Joshua McGeough of Drumsill (1747–1817)
Samuel Percy (Dublin 1750 - London 1820)
Art / Sculpture
1811 (signed and dated)
Polychrome wax and silk on wood
273 x 241 mm
Place of origin
Great BritainOrder this image
The Argory, County Armagh (Accredited Museum)
On show at
Polychrome wax and silk on wood, Joshua McGeough of Drumsill (1747–1817) by Samuel Percy (Dublin 1750 - London 1820), signed and dated on reverse: S. Percy 1811 and inscribed: To see these Portraits to advantage, Hold the Top of the Frame parallel to the window, that all the features may catch equal Light and Shadow. A half-length portrait. Samuel Percy was an Irish wax-modeller and sculptor, active in England. He trained at the Dublin Society's Schools and first exhibited at the Society in 1772 with a relief of Abraham offering Isaac. In about 1777 he went to London and soon established a thriving practice as a portraitist in wax, modelling in profile until 1790 when he added full-face portraits in high relief.

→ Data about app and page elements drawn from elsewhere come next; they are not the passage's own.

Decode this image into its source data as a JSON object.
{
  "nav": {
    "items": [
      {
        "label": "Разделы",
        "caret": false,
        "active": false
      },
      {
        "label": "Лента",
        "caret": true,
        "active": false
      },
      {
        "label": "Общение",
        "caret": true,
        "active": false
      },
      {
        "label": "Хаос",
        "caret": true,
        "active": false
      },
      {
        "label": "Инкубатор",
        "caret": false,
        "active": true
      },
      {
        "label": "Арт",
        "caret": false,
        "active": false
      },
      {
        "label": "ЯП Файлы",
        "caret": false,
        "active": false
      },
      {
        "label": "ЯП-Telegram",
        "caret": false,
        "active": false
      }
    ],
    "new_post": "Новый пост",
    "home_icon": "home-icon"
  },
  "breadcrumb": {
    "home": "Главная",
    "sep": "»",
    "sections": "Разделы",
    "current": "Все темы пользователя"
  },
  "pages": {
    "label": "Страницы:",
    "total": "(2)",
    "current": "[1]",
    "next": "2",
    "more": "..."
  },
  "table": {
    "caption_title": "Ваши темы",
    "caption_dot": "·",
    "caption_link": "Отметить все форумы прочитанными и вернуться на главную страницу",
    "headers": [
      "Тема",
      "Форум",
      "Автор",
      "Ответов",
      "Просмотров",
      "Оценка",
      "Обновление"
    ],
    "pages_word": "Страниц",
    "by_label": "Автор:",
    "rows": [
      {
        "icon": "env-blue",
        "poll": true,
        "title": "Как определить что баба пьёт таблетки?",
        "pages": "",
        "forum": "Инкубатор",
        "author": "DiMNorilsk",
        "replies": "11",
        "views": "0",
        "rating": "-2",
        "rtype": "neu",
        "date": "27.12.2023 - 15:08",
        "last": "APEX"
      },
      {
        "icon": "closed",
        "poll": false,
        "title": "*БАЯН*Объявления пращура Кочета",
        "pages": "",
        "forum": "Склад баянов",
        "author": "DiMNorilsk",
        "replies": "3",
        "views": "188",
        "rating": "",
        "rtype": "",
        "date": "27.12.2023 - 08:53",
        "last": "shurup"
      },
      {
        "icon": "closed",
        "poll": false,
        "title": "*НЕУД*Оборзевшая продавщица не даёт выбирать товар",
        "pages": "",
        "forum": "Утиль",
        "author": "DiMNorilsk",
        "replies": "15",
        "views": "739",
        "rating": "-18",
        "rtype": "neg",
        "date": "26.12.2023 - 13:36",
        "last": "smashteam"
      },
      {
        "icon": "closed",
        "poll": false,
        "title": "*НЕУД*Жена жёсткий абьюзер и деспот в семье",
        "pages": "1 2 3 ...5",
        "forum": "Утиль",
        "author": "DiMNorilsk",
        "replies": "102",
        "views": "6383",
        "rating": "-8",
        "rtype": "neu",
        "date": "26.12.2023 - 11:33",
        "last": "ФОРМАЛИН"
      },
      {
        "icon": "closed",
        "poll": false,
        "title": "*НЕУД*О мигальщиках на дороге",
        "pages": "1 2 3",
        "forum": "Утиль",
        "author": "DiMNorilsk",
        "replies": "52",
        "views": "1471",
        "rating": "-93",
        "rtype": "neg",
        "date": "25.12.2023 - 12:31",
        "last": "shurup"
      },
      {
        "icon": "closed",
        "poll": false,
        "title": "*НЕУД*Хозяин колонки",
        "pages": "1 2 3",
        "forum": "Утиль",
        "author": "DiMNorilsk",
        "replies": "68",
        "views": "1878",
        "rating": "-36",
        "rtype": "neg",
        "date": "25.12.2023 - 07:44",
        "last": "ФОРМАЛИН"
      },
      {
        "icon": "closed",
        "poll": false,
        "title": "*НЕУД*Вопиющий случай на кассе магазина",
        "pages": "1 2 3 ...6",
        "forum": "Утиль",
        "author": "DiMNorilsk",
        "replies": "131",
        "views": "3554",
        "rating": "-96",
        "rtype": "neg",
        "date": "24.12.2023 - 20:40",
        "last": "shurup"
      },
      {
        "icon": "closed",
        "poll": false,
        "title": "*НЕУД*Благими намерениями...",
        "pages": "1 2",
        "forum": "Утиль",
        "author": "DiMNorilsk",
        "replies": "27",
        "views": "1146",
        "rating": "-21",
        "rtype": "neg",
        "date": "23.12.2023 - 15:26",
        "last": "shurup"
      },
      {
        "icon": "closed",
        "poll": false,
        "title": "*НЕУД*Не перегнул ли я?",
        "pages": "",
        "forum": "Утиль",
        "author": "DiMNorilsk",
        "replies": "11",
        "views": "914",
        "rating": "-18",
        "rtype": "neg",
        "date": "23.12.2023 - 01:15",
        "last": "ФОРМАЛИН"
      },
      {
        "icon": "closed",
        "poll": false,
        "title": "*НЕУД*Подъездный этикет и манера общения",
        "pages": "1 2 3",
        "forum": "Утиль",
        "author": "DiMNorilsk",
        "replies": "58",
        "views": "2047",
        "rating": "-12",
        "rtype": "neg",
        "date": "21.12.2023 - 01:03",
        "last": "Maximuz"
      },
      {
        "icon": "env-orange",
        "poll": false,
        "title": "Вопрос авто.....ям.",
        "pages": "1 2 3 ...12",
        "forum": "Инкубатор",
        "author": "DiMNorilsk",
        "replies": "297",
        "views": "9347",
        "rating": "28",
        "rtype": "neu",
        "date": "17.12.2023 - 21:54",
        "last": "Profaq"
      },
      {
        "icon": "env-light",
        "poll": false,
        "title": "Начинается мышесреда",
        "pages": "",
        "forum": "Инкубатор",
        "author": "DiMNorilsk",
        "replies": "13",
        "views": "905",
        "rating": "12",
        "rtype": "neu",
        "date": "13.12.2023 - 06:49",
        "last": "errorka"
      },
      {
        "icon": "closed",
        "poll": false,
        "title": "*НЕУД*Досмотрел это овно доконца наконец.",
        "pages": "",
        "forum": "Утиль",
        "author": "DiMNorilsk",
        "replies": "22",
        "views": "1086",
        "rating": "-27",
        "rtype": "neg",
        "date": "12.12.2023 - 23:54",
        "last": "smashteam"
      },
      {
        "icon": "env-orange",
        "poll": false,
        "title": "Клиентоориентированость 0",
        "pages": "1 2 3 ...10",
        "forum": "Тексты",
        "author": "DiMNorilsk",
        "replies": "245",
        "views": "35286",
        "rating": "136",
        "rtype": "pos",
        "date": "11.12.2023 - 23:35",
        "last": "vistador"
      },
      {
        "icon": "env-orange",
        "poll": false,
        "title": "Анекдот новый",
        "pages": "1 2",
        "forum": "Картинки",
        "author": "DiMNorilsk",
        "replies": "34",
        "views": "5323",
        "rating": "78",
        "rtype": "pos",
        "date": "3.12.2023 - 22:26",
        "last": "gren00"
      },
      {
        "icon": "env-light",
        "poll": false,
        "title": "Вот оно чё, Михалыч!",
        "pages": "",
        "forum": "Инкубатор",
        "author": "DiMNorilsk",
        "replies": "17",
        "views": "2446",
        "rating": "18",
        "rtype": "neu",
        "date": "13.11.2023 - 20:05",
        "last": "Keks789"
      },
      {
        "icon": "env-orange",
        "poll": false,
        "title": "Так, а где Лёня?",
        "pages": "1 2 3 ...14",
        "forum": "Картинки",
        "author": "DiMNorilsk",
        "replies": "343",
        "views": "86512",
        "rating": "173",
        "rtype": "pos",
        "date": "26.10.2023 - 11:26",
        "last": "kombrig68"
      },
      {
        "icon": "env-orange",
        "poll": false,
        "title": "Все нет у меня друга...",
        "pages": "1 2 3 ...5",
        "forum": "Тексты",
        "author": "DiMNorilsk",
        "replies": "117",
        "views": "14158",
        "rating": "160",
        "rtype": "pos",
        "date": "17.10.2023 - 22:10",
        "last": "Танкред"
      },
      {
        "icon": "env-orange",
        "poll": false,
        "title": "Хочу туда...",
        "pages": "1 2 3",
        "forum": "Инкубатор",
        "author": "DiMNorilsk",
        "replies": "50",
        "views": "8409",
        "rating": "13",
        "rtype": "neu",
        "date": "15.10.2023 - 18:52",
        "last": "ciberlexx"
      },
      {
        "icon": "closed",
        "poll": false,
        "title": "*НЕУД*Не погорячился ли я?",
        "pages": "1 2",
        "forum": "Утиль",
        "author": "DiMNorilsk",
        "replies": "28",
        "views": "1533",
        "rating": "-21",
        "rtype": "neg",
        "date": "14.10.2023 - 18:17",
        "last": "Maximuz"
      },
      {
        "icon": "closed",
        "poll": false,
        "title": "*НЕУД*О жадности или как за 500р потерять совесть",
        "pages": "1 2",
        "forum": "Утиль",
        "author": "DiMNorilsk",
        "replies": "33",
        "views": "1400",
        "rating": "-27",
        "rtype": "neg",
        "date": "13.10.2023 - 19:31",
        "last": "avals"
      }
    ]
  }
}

Drumsill House (In an inventory taken on February 23rd to 24th 1894, listed as being in the Library was the following item: ‘Wax Picture in Gilt Frame (Joshua McGeough) £20.0.0’.); transferred to The Argory in 1916 when Drumsill House was sold by the family and the contents moved to The Argory; given with The Argory by Walter Albert Nevill (Tommy) MacGeough Bond (1908 - 1986).
National Trust Collections (The Argory, The MacGeough Bond Collection)
Marks and inscriptions
Reverse: To see these Portraits to advantage, / Hold the Top of the Frame parallel to / the window, that all the features may / catch equal Light and Shadow. S Percy 1811
Makers and roles
Samuel Percy (Dublin 1750 - London 1820), artist
Moore 2015 Anna Moore, 'Discovering a Samuel Percy wax portrait in Northern Ireland' in Understanding British Portraits, 3 March 2015, Typically the text reads: ‘To see these Portraits to advantage, Hold the Top of the Frame parallel to the window, that all the features may catch equal Light and Shadow.’ The Argory wax is signed and dated ‘S. Percy 1811’.